If you enjoy riding in the upper deck of the 747-400 series, the secondary evacution route is from a height of 35 feet, or about 50-some feet of slide. Now that's a real thrill! So ladies, while you may want to see Hasselhoff at the beach, I can guarantee you'd rather be sitting next to me on a plane if things get rough.

Thursday, July 20, 2017

'Shaving Down My Bucket List'

   Bucket List items shouldn't necessarily consist of such feats as climbing El Capitan at Yosemite or milking cobra's venom in Thailand. No. They can be less risky and more accessible, like enjoying evening cocktails at the 107 Sky Lounge in Las Vegas, or renting an exotic car for an afternoon drive while vacationing in Miami.

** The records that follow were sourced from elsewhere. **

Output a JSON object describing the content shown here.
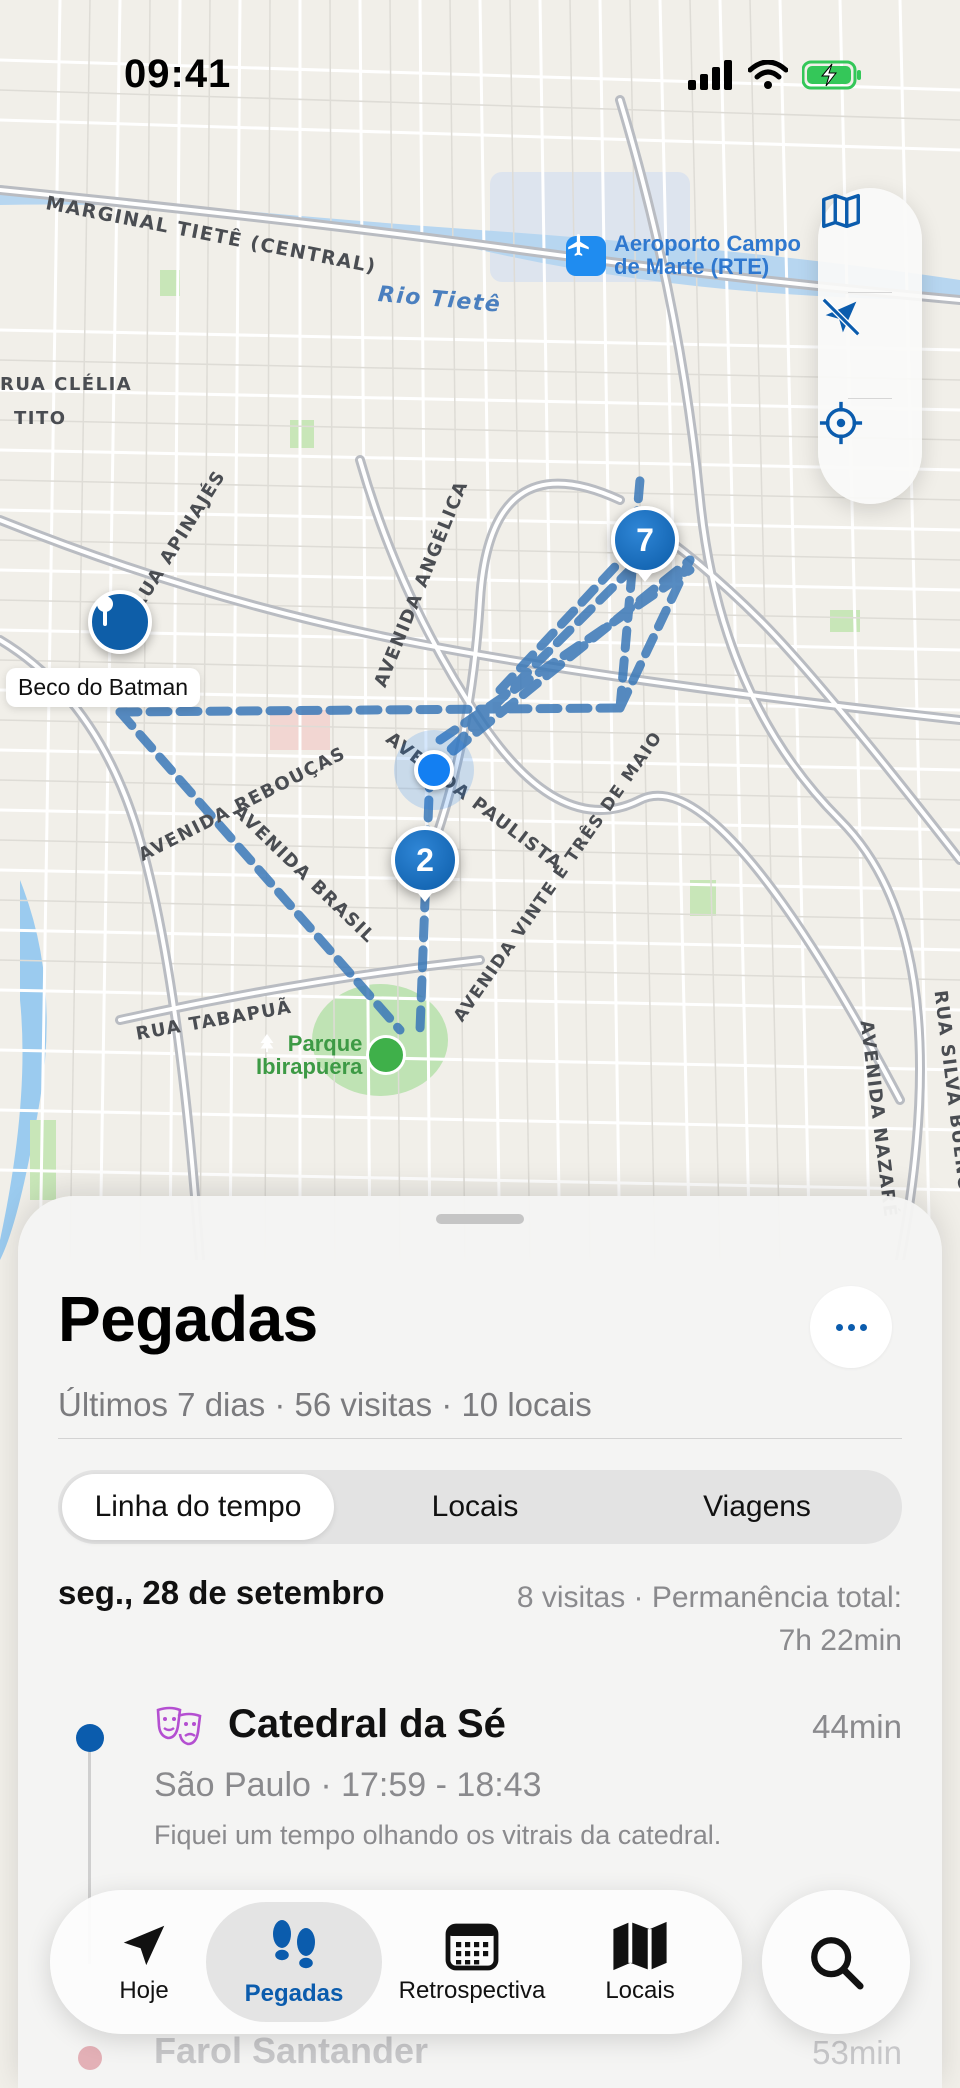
{
  "status_bar": {
    "time": "09:41"
  },
  "map": {
    "street_labels": [
      "MARGINAL TIETÊ (CENTRAL)",
      "Rio Tietê",
      "RUA CLÉLIA",
      "TITO",
      "RUA APINAJÉS",
      "AVENIDA ANGÉLICA",
      "AVENIDA REBOUÇAS",
      "AVENIDA BRASIL",
      "AVENIDA PAULISTA",
      "AVENIDA VINTE E TRÊS DE MAIO",
      "RUA TABAPUÃ",
      "AVENIDA NAZARÉ",
      "RUA SILVA BUENO"
    ],
    "airport_label_line1": "Aeroporto Campo",
    "airport_label_line2": "de Marte (RTE)",
    "park_label_line1": "Parque",
    "park_label_line2": "Ibirapuera",
    "poi_label": "Beco do Batman",
    "cluster_counts": [
      "7",
      "2"
    ],
    "controls": [
      "map-icon",
      "location-arrow-slash-icon",
      "crosshair-icon"
    ],
    "route_color": "#3a78b8",
    "pin_color": "#0e5ea8"
  },
  "sheet": {
    "title": "Pegadas",
    "subtitle": "Últimos 7 dias · 56 visitas · 10 locais",
    "segments": [
      "Linha do tempo",
      "Locais",
      "Viagens"
    ],
    "active_segment": "Linha do tempo",
    "day": {
      "label": "seg., 28 de setembro",
      "meta_line1": "8 visitas · Permanência total:",
      "meta_line2": "7h 22min"
    },
    "visits": [
      {
        "icon": "theater-masks-icon",
        "name": "Catedral da Sé",
        "duration": "44min",
        "subtitle": "São Paulo · 17:59 - 18:43",
        "note": "Fiquei um tempo olhando os vitrais da catedral."
      },
      {
        "name": "Farol Santander",
        "duration": "53min"
      }
    ]
  },
  "tabbar": {
    "tabs": [
      {
        "label": "Hoje",
        "icon": "location-arrow-icon"
      },
      {
        "label": "Pegadas",
        "icon": "footprints-icon"
      },
      {
        "label": "Retrospectiva",
        "icon": "calendar-icon"
      },
      {
        "label": "Locais",
        "icon": "map-icon"
      }
    ],
    "active_tab": "Pegadas",
    "search_icon": "magnifying-glass-icon"
  },
  "colors": {
    "accent": "#0b5cad",
    "active_tab_bg": "#e4e4e4"
  }
}
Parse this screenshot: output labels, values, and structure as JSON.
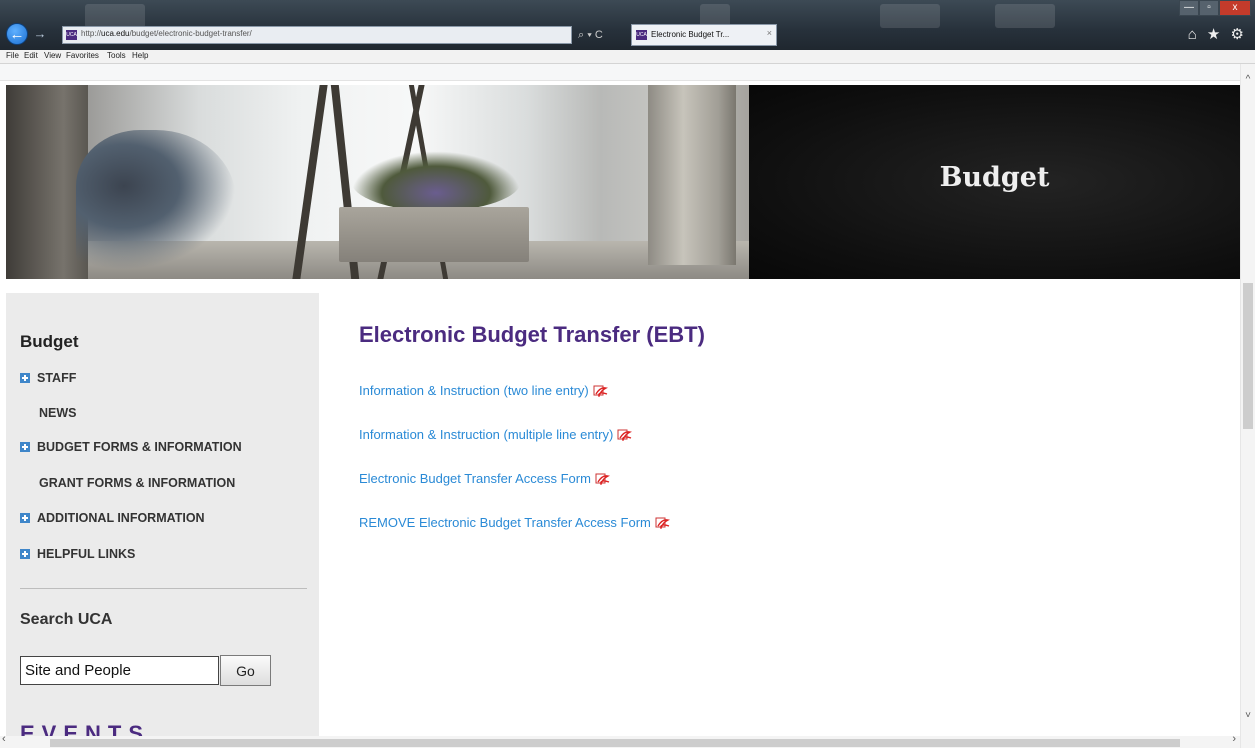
{
  "browser": {
    "url_prefix": "http://",
    "url_host": "uca.edu",
    "url_path": "/budget/electronic-budget-transfer/",
    "favicon_label": "UCA",
    "tab_title": "Electronic Budget Tr...",
    "tab_close": "×",
    "back_icon": "←",
    "forward_icon": "→",
    "address_tools": "⌕ ▾ C",
    "window": {
      "minimize": "—",
      "maximize": "▫",
      "close": "x"
    },
    "toolbar_icons": "⌂ ★ ⚙"
  },
  "menu": [
    "File",
    "Edit",
    "View",
    "Favorites",
    "Tools",
    "Help"
  ],
  "banner": {
    "title": "Budget"
  },
  "sidebar": {
    "heading": "Budget",
    "items": [
      {
        "label": "STAFF",
        "expandable": true
      },
      {
        "label": "NEWS",
        "expandable": false
      },
      {
        "label": "BUDGET FORMS & INFORMATION",
        "expandable": true
      },
      {
        "label": "GRANT FORMS & INFORMATION",
        "expandable": false
      },
      {
        "label": "ADDITIONAL INFORMATION",
        "expandable": true
      },
      {
        "label": "HELPFUL LINKS",
        "expandable": true
      }
    ],
    "search_heading": "Search UCA",
    "search_value": "Site and People",
    "go_label": "Go",
    "events_heading": "EVENTS"
  },
  "main": {
    "title": "Electronic Budget Transfer (EBT)",
    "links": [
      "Information & Instruction (two line entry)",
      "Information & Instruction (multiple line entry)",
      "Electronic Budget Transfer Access Form",
      "REMOVE Electronic Budget Transfer Access Form"
    ]
  },
  "scrollbars": {
    "up": "^",
    "down": "˅",
    "left": "‹",
    "right": "›"
  },
  "colors": {
    "accent_purple": "#4b2b80",
    "link_blue": "#2a8ad6",
    "icon_blue": "#3f86c9"
  }
}
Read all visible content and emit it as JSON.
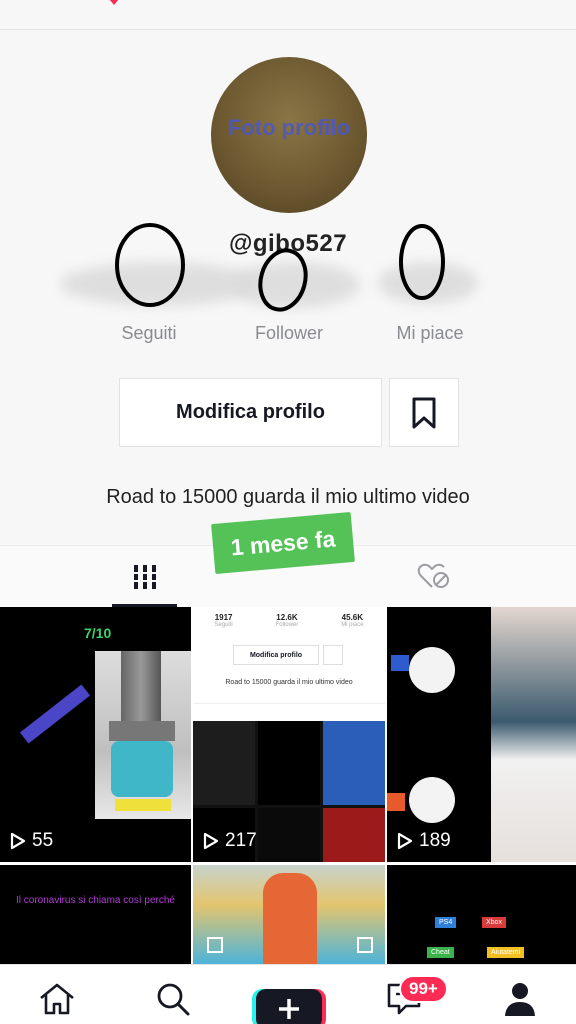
{
  "profile": {
    "avatar_text": "Foto profilo",
    "username": "@gibo527",
    "stats": {
      "following_label": "Seguiti",
      "followers_label": "Follower",
      "likes_label": "Mi piace"
    },
    "edit_label": "Modifica profilo",
    "bio": "Road to 15000 guarda il mio ultimo video"
  },
  "toast": "1 mese fa",
  "tabs": {
    "videos_icon": "grid-icon",
    "liked_icon": "heart-lock-icon"
  },
  "videos": [
    {
      "views": "55",
      "overlay": "7/10"
    },
    {
      "views": "217"
    },
    {
      "views": "189"
    },
    {
      "overlay": "Il coronavirus si chiama così perché"
    },
    {},
    {
      "tags": [
        "PS4",
        "Xbox",
        "Cheat",
        "Aiutatemi"
      ]
    }
  ],
  "thumbnail_profile": {
    "stats": [
      {
        "value": "1917",
        "label": "Seguiti"
      },
      {
        "value": "12.6K",
        "label": "Follower"
      },
      {
        "value": "45.6K",
        "label": "Mi piace"
      }
    ],
    "edit_label": "Modifica profilo",
    "bio": "Road to 15000 guarda il mio ultimo video"
  },
  "bottom_nav": {
    "home_icon": "home-icon",
    "discover_icon": "search-icon",
    "create_icon": "plus-icon",
    "inbox_icon": "inbox-icon",
    "inbox_badge": "99+",
    "profile_icon": "profile-icon"
  },
  "colors": {
    "accent": "#fe2c55",
    "toast": "#55c257",
    "teal": "#25f4ee"
  }
}
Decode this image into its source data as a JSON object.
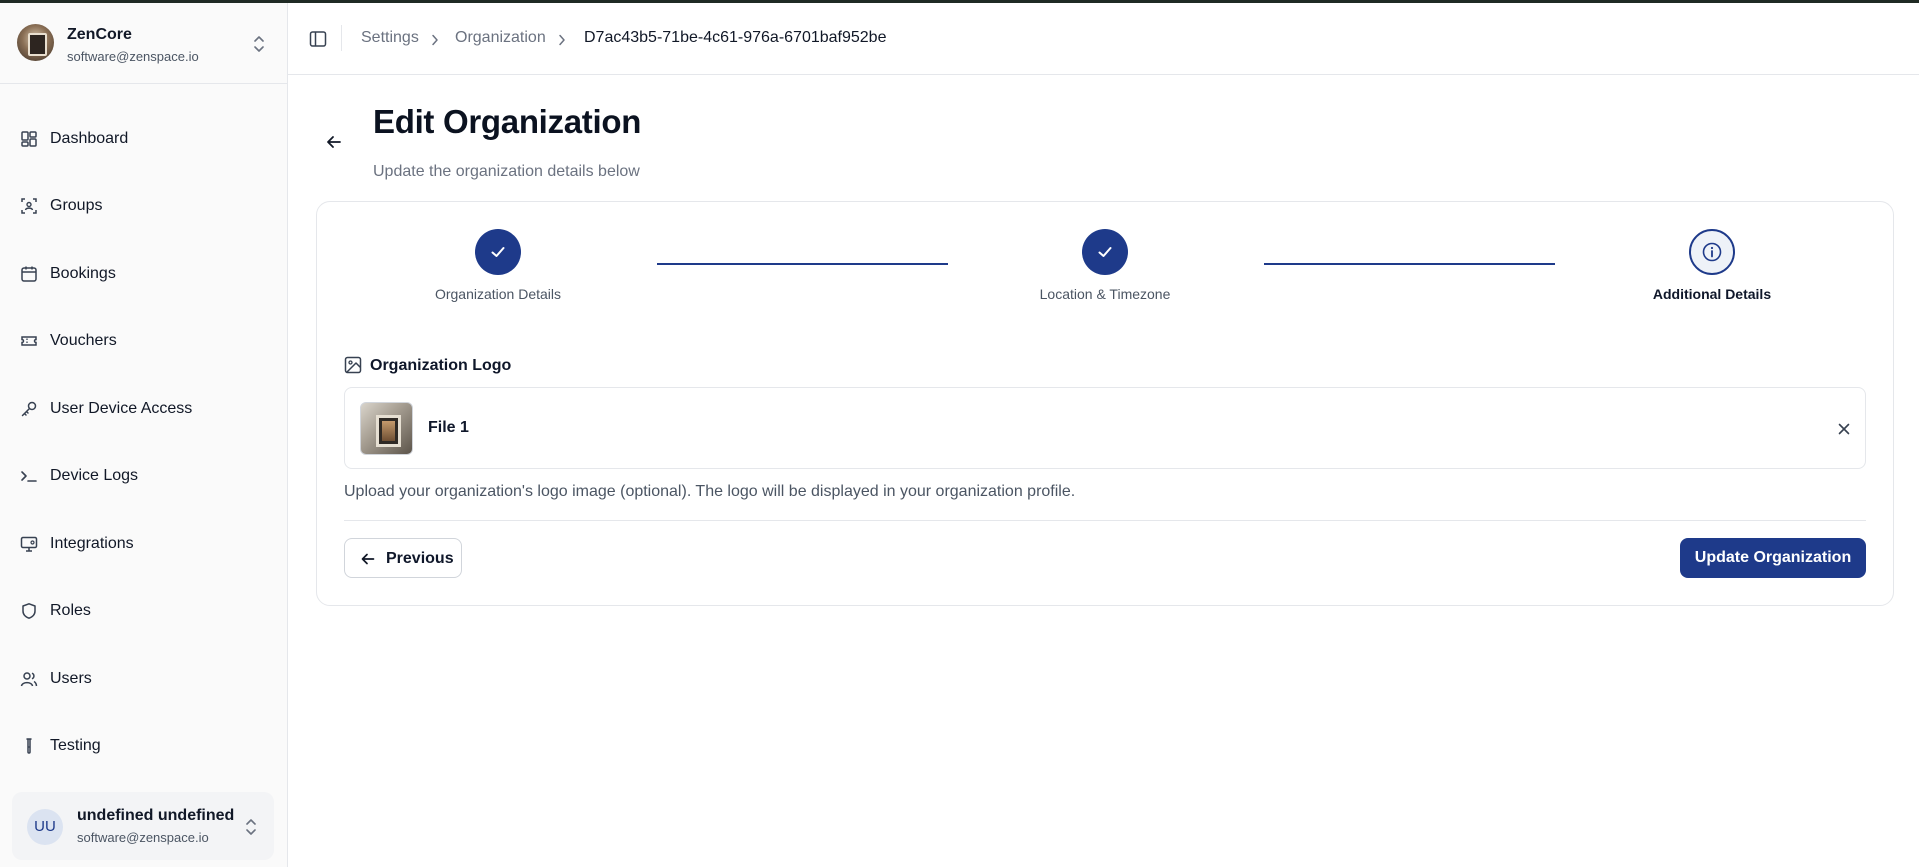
{
  "brand": {
    "name": "ZenCore",
    "email": "software@zenspace.io",
    "avatar_icon": "organization-avatar"
  },
  "sidebar": {
    "items": [
      {
        "label": "Dashboard",
        "icon": "dashboard-icon"
      },
      {
        "label": "Groups",
        "icon": "groups-icon"
      },
      {
        "label": "Bookings",
        "icon": "calendar-icon"
      },
      {
        "label": "Vouchers",
        "icon": "ticket-icon"
      },
      {
        "label": "User Device Access",
        "icon": "key-icon"
      },
      {
        "label": "Device Logs",
        "icon": "terminal-icon"
      },
      {
        "label": "Integrations",
        "icon": "monitor-icon"
      },
      {
        "label": "Roles",
        "icon": "shield-icon"
      },
      {
        "label": "Users",
        "icon": "users-icon"
      },
      {
        "label": "Testing",
        "icon": "test-tube-icon"
      }
    ]
  },
  "user": {
    "initials": "UU",
    "name": "undefined undefined",
    "email": "software@zenspace.io"
  },
  "breadcrumb": {
    "items": [
      "Settings",
      "Organization",
      "D7ac43b5-71be-4c61-976a-6701baf952be"
    ]
  },
  "page": {
    "title": "Edit Organization",
    "subtitle": "Update the organization details below"
  },
  "stepper": {
    "steps": [
      {
        "label": "Organization Details",
        "status": "complete"
      },
      {
        "label": "Location & Timezone",
        "status": "complete"
      },
      {
        "label": "Additional Details",
        "status": "active"
      }
    ]
  },
  "logo_section": {
    "title": "Organization Logo",
    "file_name": "File 1",
    "help_text": "Upload your organization's logo image (optional). The logo will be displayed in your organization profile."
  },
  "actions": {
    "previous_label": "Previous",
    "submit_label": "Update Organization"
  },
  "colors": {
    "primary": "#1e3a8a",
    "sidebar_bg": "#fafafa",
    "border": "#e5e7eb",
    "muted_text": "#6b7280"
  }
}
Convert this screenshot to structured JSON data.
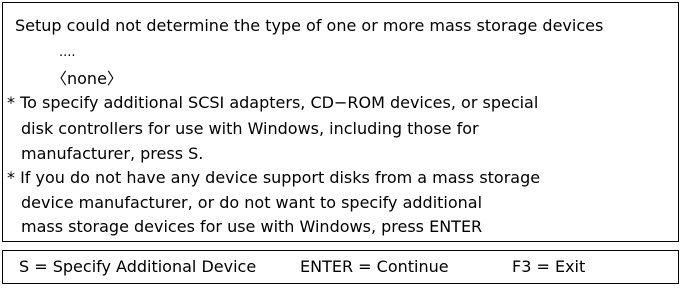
{
  "dialog": {
    "heading": "Setup could not determine the type of one or more mass storage devices",
    "detected_placeholder": "....",
    "none_entry": "〈none〉",
    "note1": {
      "line1": "* To specify additional SCSI adapters, CD−ROM devices, or special",
      "line2": "disk controllers for use with Windows, including those for",
      "line3": "manufacturer, press S."
    },
    "note2": {
      "line1": "* If you do not have any device support disks from a mass storage",
      "line2": "device manufacturer, or do not want to specify additional",
      "line3": "mass storage devices for use with Windows, press ENTER"
    }
  },
  "status_bar": {
    "specify": "S = Specify Additional Device",
    "continue": "ENTER = Continue",
    "exit": "F3 = Exit"
  }
}
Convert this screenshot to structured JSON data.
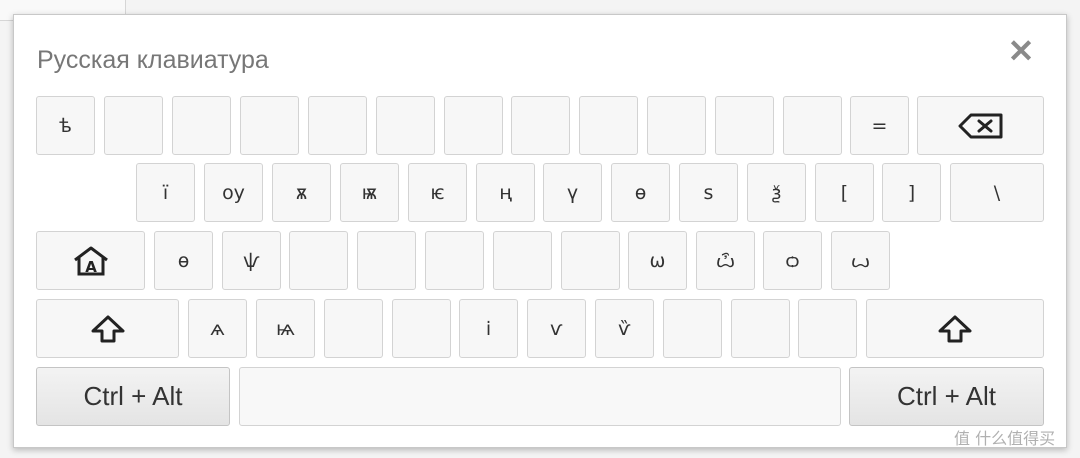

For the past two years, my wife, Stacey, and I have manned a water station for the Price Hill Pacer's Charity Run, in neighboring Cincinnati. It was located on West Eight Street, in front of Grote's Barber Shop. There I noticed a window sign promoting 'Hot Towel Shaves.' Childhood memories of waiting for my turn in the barber's chair while watching men get those shaves came back to mind.
Hot towel shaves have become a relic of the past. Today, men tend to look at shaving as a necessary evil. Get it done-fast! Fine, but that's not what hot towel shaves are about. They're about relaxing and disengaging from your typical world for thirty minutes. Don't even think about checking your smart phone, or even talking, while a licensed expert glides a straight-razor against your face and throat--unless an ambulance ride is on your bucket list. For me a hot towel shave is the guy's version of a lady's spa visit.
Terry Grote has been giving hot towel shaves for over 40yrs.
By the way, ladies, perhaps you should consider pampering your guy to a hot towel shave for his birthday. It's the least we deserve after all those years of spa gift certificates.